**DATA FOR ANALYSIS:**
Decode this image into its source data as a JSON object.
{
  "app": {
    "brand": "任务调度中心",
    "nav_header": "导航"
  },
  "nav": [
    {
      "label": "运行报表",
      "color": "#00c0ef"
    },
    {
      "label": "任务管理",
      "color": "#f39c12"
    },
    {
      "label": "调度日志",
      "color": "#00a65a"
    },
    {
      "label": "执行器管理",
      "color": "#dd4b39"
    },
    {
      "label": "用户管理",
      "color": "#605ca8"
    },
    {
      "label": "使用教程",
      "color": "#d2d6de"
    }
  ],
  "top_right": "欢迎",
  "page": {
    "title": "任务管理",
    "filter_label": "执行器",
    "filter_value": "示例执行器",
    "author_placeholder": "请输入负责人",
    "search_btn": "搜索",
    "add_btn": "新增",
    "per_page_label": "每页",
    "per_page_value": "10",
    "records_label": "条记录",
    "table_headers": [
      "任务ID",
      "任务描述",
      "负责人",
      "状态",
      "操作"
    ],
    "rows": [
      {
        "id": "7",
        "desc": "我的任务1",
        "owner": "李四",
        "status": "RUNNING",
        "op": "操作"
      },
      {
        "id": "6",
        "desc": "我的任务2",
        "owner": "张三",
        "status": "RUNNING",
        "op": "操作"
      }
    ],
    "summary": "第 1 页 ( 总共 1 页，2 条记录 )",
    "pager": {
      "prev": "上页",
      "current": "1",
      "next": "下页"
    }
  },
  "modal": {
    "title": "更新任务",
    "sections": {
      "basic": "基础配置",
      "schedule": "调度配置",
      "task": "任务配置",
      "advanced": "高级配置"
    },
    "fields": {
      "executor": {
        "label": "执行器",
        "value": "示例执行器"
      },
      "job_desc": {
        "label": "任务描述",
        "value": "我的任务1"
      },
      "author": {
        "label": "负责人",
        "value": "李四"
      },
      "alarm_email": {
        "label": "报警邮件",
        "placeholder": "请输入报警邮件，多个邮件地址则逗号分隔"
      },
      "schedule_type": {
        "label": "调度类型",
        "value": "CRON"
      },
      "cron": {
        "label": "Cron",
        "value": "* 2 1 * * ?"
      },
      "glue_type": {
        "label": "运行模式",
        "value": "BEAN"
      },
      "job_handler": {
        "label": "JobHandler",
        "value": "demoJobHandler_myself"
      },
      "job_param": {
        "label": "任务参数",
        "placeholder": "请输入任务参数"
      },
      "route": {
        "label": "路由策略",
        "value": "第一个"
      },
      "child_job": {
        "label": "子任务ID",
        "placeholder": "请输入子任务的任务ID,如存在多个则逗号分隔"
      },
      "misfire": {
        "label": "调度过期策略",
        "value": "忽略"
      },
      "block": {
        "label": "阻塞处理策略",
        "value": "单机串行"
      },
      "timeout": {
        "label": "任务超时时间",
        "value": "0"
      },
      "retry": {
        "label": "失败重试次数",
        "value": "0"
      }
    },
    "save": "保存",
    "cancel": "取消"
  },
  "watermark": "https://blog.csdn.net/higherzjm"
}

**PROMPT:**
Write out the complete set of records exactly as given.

**EXERCISE ANSWER:**
Decode this image into its source data as a JSON object.
{
  "app": {
    "brand": "任务调度中心",
    "nav_header": "导航"
  },
  "nav": [
    {
      "label": "运行报表",
      "color": "#00c0ef"
    },
    {
      "label": "任务管理",
      "color": "#f39c12"
    },
    {
      "label": "调度日志",
      "color": "#00a65a"
    },
    {
      "label": "执行器管理",
      "color": "#dd4b39"
    },
    {
      "label": "用户管理",
      "color": "#605ca8"
    },
    {
      "label": "使用教程",
      "color": "#d2d6de"
    }
  ],
  "top_right": "欢迎",
  "page": {
    "title": "任务管理",
    "filter_label": "执行器",
    "filter_value": "示例执行器",
    "author_placeholder": "请输入负责人",
    "search_btn": "搜索",
    "add_btn": "新增",
    "per_page_label": "每页",
    "per_page_value": "10",
    "records_label": "条记录",
    "table_headers": [
      "任务ID",
      "任务描述",
      "负责人",
      "状态",
      "操作"
    ],
    "rows": [
      {
        "id": "7",
        "desc": "我的任务1",
        "owner": "李四",
        "status": "RUNNING",
        "op": "操作"
      },
      {
        "id": "6",
        "desc": "我的任务2",
        "owner": "张三",
        "status": "RUNNING",
        "op": "操作"
      }
    ],
    "summary": "第 1 页 ( 总共 1 页，2 条记录 )",
    "pager": {
      "prev": "上页",
      "current": "1",
      "next": "下页"
    }
  },
  "modal": {
    "title": "更新任务",
    "sections": {
      "basic": "基础配置",
      "schedule": "调度配置",
      "task": "任务配置",
      "advanced": "高级配置"
    },
    "fields": {
      "executor": {
        "label": "执行器",
        "value": "示例执行器"
      },
      "job_desc": {
        "label": "任务描述",
        "value": "我的任务1"
      },
      "author": {
        "label": "负责人",
        "value": "李四"
      },
      "alarm_email": {
        "label": "报警邮件",
        "placeholder": "请输入报警邮件，多个邮件地址则逗号分隔"
      },
      "schedule_type": {
        "label": "调度类型",
        "value": "CRON"
      },
      "cron": {
        "label": "Cron",
        "value": "* 2 1 * * ?"
      },
      "glue_type": {
        "label": "运行模式",
        "value": "BEAN"
      },
      "job_handler": {
        "label": "JobHandler",
        "value": "demoJobHandler_myself"
      },
      "job_param": {
        "label": "任务参数",
        "placeholder": "请输入任务参数"
      },
      "route": {
        "label": "路由策略",
        "value": "第一个"
      },
      "child_job": {
        "label": "子任务ID",
        "placeholder": "请输入子任务的任务ID,如存在多个则逗号分隔"
      },
      "misfire": {
        "label": "调度过期策略",
        "value": "忽略"
      },
      "block": {
        "label": "阻塞处理策略",
        "value": "单机串行"
      },
      "timeout": {
        "label": "任务超时时间",
        "value": "0"
      },
      "retry": {
        "label": "失败重试次数",
        "value": "0"
      }
    },
    "save": "保存",
    "cancel": "取消"
  },
  "watermark": "https://blog.csdn.net/higherzjm"
}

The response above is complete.